How to Test Your Cold Air Return Ductwork | Direct Energy Blog

How to Test Your Cold Air Return Ductwork

When most homeowners think about their ductwork, they concentrate on how much hot or cool air is blowing out. Many have spent a lot of time sealing and insulating the ductwork leading away from the HVAC blower, thinking that is all they need to do improve their system’s efficiency. Unfortunately, they are only half done.

Why is Sealing Ductwork Important?

The cold air return ductwork is as important to your home’s heating and air conditioning as the lines coming out. While insulating the cold air return might not be important, sealing it is, for two reasons. One is that you want air recycled from the rooms you are heating or cooling. This way, they don’t feel stuffy and are easier to heat or cool. Let’s say you have crawl space under your home where some of the return ductwork passes through. If there is a break in that return ductwork, it could suck up mold, mildew, fungus, and moisture and pass all that into your home. Not only will it make your HVAC system work harder, it could also make you or your family members sick. Sealing the return ductwork helps keep the air in your home clean and breathable.

Improved Efficiency

The other reason is that by sealing both the outflow and return ductwork, you improve the efficiency in circulating air through your home. Your blower motor will not need to work as hard or run as hot. Most importantly, it will take less energy to heat or cool the air in your home because it will be running in a more tightly closed loop. By running more efficiently, especially during this hot summer, you’ll pay a lot less to keep your home comfortable.

Test Your System

So how well does your ductwork suck? Try this simple test when your HVAC system is running: get a piece of tissue paper and dangle it about six inches from one of the return vents. You should be able to see it being gently pulled towards the vent. Next, place it up against return vent and see if the air suction holds it in place. If the tissue is held firmly in place, your return ductwork has adequate sealing. If the tissue slides or falls off, there’s probably a hole or blockage somewhere.

By sealing your HVAC ductwork at both the blown and return lines, you can save money and improve your home’s comfort.

Related Posts

About 

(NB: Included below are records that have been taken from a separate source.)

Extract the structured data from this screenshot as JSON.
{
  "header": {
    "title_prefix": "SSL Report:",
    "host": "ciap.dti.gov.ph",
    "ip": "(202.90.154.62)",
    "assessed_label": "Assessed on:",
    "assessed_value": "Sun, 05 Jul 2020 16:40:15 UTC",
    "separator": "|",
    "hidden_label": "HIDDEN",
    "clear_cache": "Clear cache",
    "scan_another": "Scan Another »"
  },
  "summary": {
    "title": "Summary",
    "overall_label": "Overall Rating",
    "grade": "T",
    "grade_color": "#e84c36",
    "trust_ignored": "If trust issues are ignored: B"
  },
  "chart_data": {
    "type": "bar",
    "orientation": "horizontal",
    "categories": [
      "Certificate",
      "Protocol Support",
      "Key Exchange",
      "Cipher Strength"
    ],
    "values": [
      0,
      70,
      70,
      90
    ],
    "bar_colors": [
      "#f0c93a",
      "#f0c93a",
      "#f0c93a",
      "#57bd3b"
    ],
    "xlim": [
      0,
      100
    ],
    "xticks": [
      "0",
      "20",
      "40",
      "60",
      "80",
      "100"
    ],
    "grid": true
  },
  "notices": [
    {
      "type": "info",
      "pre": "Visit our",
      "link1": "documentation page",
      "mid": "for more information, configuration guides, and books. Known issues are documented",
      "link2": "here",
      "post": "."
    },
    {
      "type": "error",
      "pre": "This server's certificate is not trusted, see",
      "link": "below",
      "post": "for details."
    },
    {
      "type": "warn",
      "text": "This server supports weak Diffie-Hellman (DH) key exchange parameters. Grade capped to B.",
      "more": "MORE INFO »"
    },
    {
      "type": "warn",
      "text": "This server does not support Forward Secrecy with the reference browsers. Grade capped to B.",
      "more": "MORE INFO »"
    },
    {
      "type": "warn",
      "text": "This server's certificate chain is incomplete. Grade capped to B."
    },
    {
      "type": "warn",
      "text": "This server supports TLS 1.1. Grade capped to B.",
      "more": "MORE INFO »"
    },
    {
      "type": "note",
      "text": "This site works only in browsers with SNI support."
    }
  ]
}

Vernon Trollinger is a writer with a background in home improvement, electronics, fiction writing, and archaeology. He now writes about green energy technology, home energy efficiency, the natural gas industry, and the electrical grid.